U-M researcher Harold W. Stevenson and colleagues have been awarded a $1,068,000 grant from the U.S. Department of Education to support a three-year comparative study of teaching and learning in the United States, Germany and Japan.
The study will involve intensive case studies of kindergarten through 11th-grade students and teachers in all three countries, based on direct classroom observations, systematic interviews and discussions with students, parents, teachers and education authorities.
This case study approach is designed to provide up-to-date, comprehensive information about the possible bases for cross-national differences in academic achievement in science and mathematics, identified in our previous large-scale studies, says Stevenson, professor of psychology and fellow at the Center for Human Growth and Development.
Stevensons book with James W. Stigler, The Learning Gap: Why Our Schools are Failing and What We Can Learn from Japanese and Chinese Education, based on those large-scale studies, was published in paperback by Simon & Schuster this month.
In the new case studies, the researchers plan to focus on four topics: the place of school in adolescents lives, procedures for dealing with student differences in ability, national standards, and the working conditions of teachers.
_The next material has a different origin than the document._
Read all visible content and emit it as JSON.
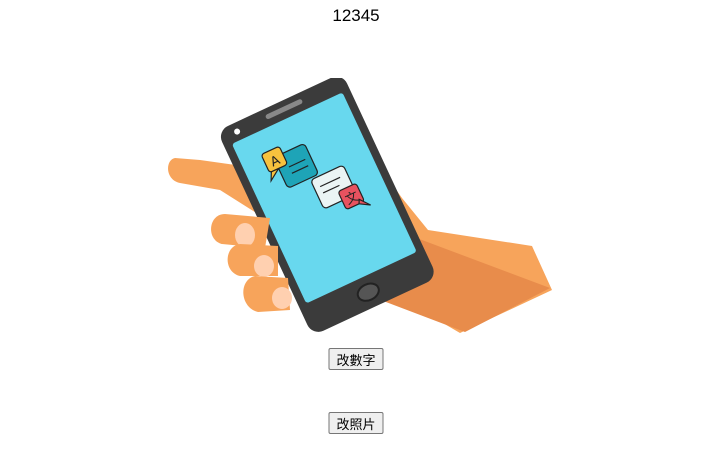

Working as co-director of the project with Stevenson is Shin-Yun Lee, assistant research scientist at the Center for Human Growth and Development. The study is being conducted in conjunction with the Third International Mathematics and Science study.